Librem 5 Longevity: Solving The Problem of Disposable Technology

I’ve been using GNU/Linux (“Linux”) as my desktop OS for over twenty years now. Throughout all of that time, one thing that I’ve loved about Linux on the desktop is how it can take a so-called “slow” and “old” computer and can breathe new life into it. Back when Installfests were a thing (events where people would bring computers to Linux Users’ Groups and get help installing Linux on them) often people would bring in second-hand computers, sometimes found in the trash or given away by companies after they were deemed too slow to run Windows. After Linux was installed they performed like they were new and the user now had a computer they could use for years to come. There were even programs that would refurbish second-hand computers, put Linux on them and provide them to schools who wouldn’t have computers otherwise. However bloated some people might think Linux is today compared to the “good old days” this effect still holds true–take a machine that’s too slow to run something else, and put Linux on it, and it’s like a new computer. Linux’s low resource needs compared to everything else not only meant resurrecting computers that would otherwise end up in a landfill, it also meant if you were fortunate enough that you could afford a new computer, you could expect many more years of service out of the hardware, with OS updates that either improved performance (as hardware support improved) or at least maintained the existing performance. Many large companies assume their computers will last around 2-3 years before they need to be replaced but in my experience I get at least twice that longevity with Linux on the desktop. My personal laptop is a first generation Librem 13 I bought in 2015 (I participated in the original crowdfunding campaign long before I worked here). I run Qubes on it and even after four years I don’t feel any need for a new laptop yet–it still works as well as it did when I bought it. Before that I had a Thinkpad X200s I bought brand new and had used for about six years before it started to show its age. Even now my wife uses that X200s as a secondary computer for writing. Read more

The Latest Hardware Defects

  • Patch, Or Your Solid State Drives Roll Over And Die

    Expiration dates for computer drives? That’s what a line of HP solid-state drives are facing as the variable for their uptime counter is running out. When it does, the drive “expires” and, well, no more data storage for you! There are a series of stages in the evolution of a software developer as they master their art, and one of those stages comes in understanding that while they may have a handle on the abstracted world presented by their development environment they perhaps haven’t considered the moments in which the real computer that lives behind it intrudes. Think of the first time you saw an SQL injection attack on a website, for example, or the moment you realised that a variable type is linked to the physical constraints of the number of memory locations it has reserved for it. So people who write software surround themselves with an armoury of things they watch out for as they code, and thus endeavour to produce software less likely to break. Firmly in that arena is the size of the variables you use and what will happen when that limit is reached.

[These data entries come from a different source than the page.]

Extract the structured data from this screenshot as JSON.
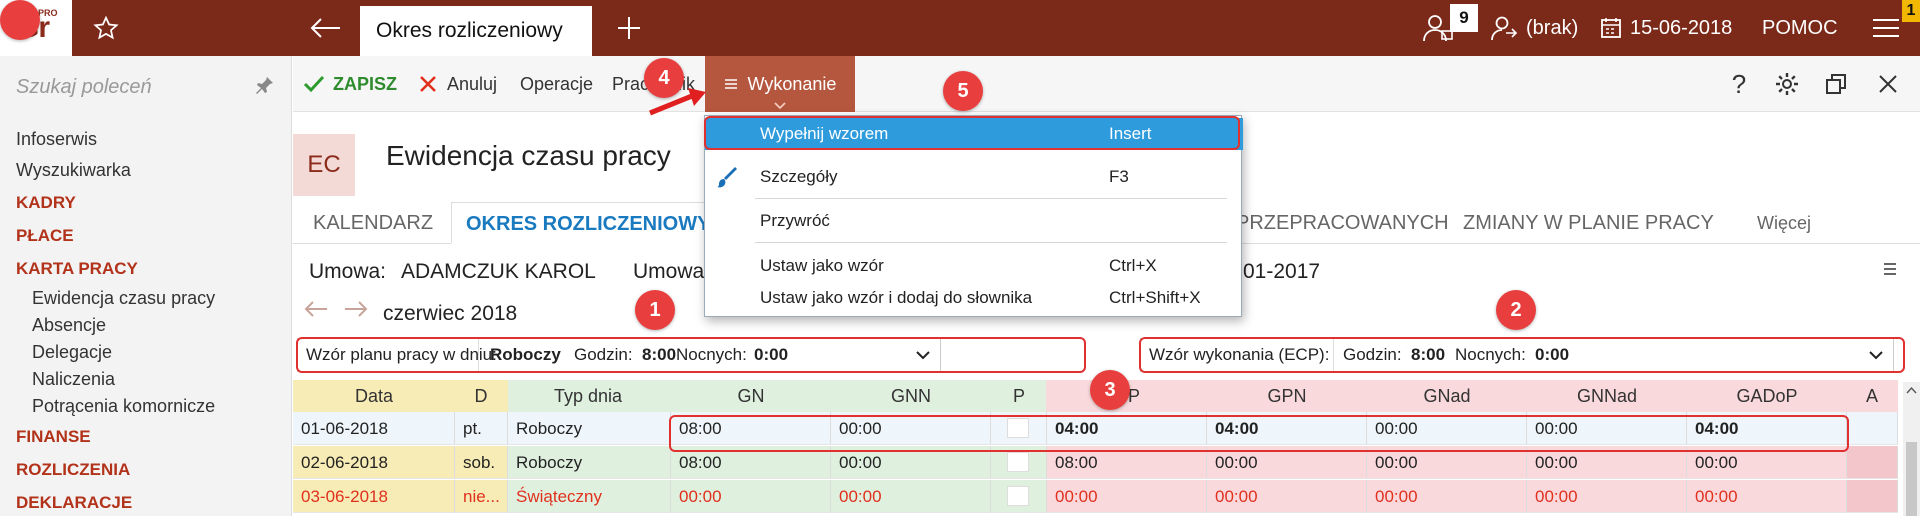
{
  "app": {
    "logo": "Gr",
    "logo_badge": "PRO"
  },
  "header": {
    "active_tab": "Okres rozliczeniowy",
    "notifications_count": "9",
    "user": "(brak)",
    "date": "15-06-2018",
    "help": "POMOC",
    "corner_badge": "1"
  },
  "sidebar": {
    "search_placeholder": "Szukaj poleceń",
    "items": [
      "Infoserwis",
      "Wyszukiwarka"
    ],
    "sections": [
      "KADRY",
      "PŁACE",
      "KARTA PRACY"
    ],
    "karta_items": [
      "Ewidencja czasu pracy",
      "Absencje",
      "Delegacje",
      "Naliczenia",
      "Potrącenia komornicze"
    ],
    "sections2": [
      "FINANSE",
      "ROZLICZENIA",
      "DEKLARACJE"
    ]
  },
  "toolbar": {
    "save": "ZAPISZ",
    "cancel": "Anuluj",
    "operations": "Operacje",
    "worker": "Pracownik",
    "execution": "Wykonanie"
  },
  "page": {
    "badge": "EC",
    "title": "Ewidencja czasu pracy"
  },
  "tabs": [
    "KALENDARZ",
    "OKRES ROZLICZENIOWY",
    "PRZEPRACOWANYCH",
    "ZMIANY W PLANIE PRACY",
    "Więcej"
  ],
  "contract": {
    "label": "Umowa:",
    "value": "ADAMCZUK KAROL",
    "label2": "Umowa",
    "date": "01-2017"
  },
  "month": "czerwiec 2018",
  "plan_pattern": {
    "label": "Wzór planu pracy w dniu:",
    "type": "Roboczy",
    "hours_label": "Godzin:",
    "hours": "8:00",
    "night_label": "Nocnych:",
    "night": "0:00"
  },
  "exec_pattern": {
    "label": "Wzór wykonania (ECP):",
    "hours_label": "Godzin:",
    "hours": "8:00",
    "night_label": "Nocnych:",
    "night": "0:00"
  },
  "table": {
    "headers": [
      "Data",
      "D",
      "Typ dnia",
      "GN",
      "GNN",
      "P",
      "GP",
      "GPN",
      "GNad",
      "GNNad",
      "GADoP",
      "A"
    ],
    "rows": [
      [
        "01-06-2018",
        "pt.",
        "Roboczy",
        "08:00",
        "00:00",
        "",
        "04:00",
        "04:00",
        "00:00",
        "00:00",
        "04:00",
        ""
      ],
      [
        "02-06-2018",
        "sob.",
        "Roboczy",
        "08:00",
        "00:00",
        "",
        "08:00",
        "00:00",
        "00:00",
        "00:00",
        "00:00",
        ""
      ],
      [
        "03-06-2018",
        "nie...",
        "Świąteczny",
        "00:00",
        "00:00",
        "",
        "00:00",
        "00:00",
        "00:00",
        "00:00",
        "00:00",
        ""
      ]
    ]
  },
  "dropdown": {
    "items": [
      {
        "label": "Wypełnij wzorem",
        "shortcut": "Insert"
      },
      {
        "label": "Szczegóły",
        "shortcut": "F3"
      },
      {
        "label": "Przywróć",
        "shortcut": ""
      },
      {
        "label": "Ustaw jako wzór",
        "shortcut": "Ctrl+X"
      },
      {
        "label": "Ustaw jako wzór i dodaj do słownika",
        "shortcut": "Ctrl+Shift+X"
      }
    ]
  },
  "annotations": [
    "1",
    "2",
    "3",
    "4",
    "5"
  ],
  "colors": {
    "brand": "#7b2a1a",
    "accent": "#b5573e",
    "section": "#b2321a",
    "tab_active": "#1a7ac0",
    "selection": "#2e9bdd",
    "holiday": "#e0301e",
    "annotation": "#e83e3e"
  }
}
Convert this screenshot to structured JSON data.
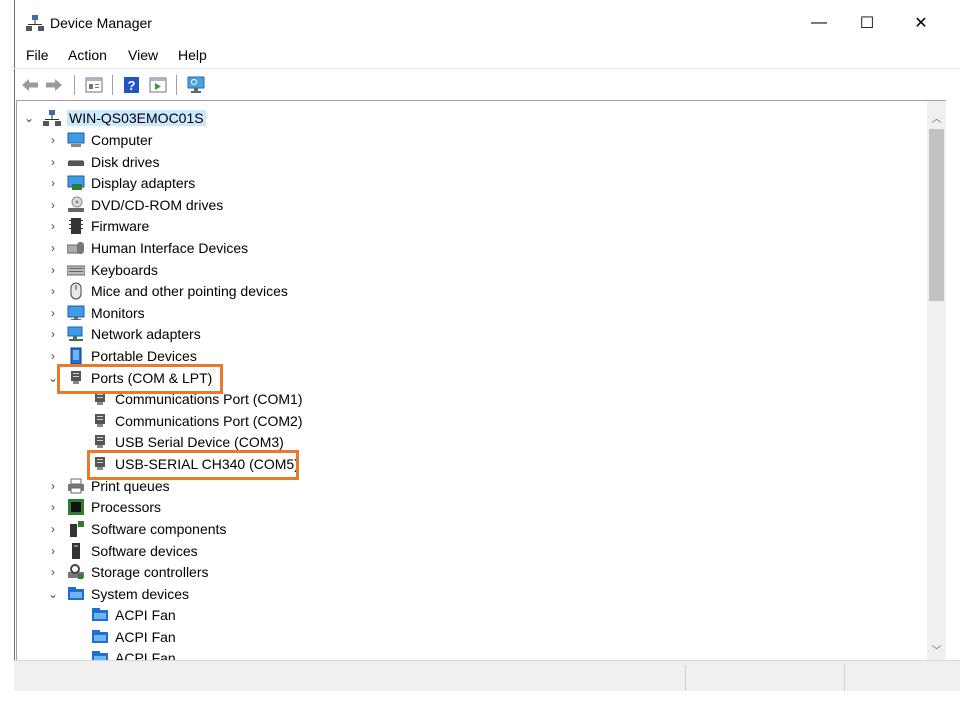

  • New Plundervolt attack impacts Intel CPUs

Android Leftovers

Andes’ RISC-V SoC debuts with AI-ready VPU as Microchip opens access to its PolarFire SoC

Andes unveiled a Linux-ready, RISC-V-based “AndesCore 27-series” CPU core that features a VPU for AI applications. In other RISC-V on Linux news, Microchip opened early access to its FPGA-enabled PolarFire SoC and Hex Five announced MultiZone Security for Linux. In conjunction with the RISC-V Summit in San Jose this week, Andes Technology announced a Linux-focused RISC-V core design that it says is the first to include a vector processing unit (VPU). Meanwhile, Microchip announced an early access program for its previously announced, Linux-friendly PolarFire SoC, and there’s a new MultiZone Security for Linux application for RISC-V chips from Hex Five Security that will initially run on the PolarFire SoC (see farther below). Read more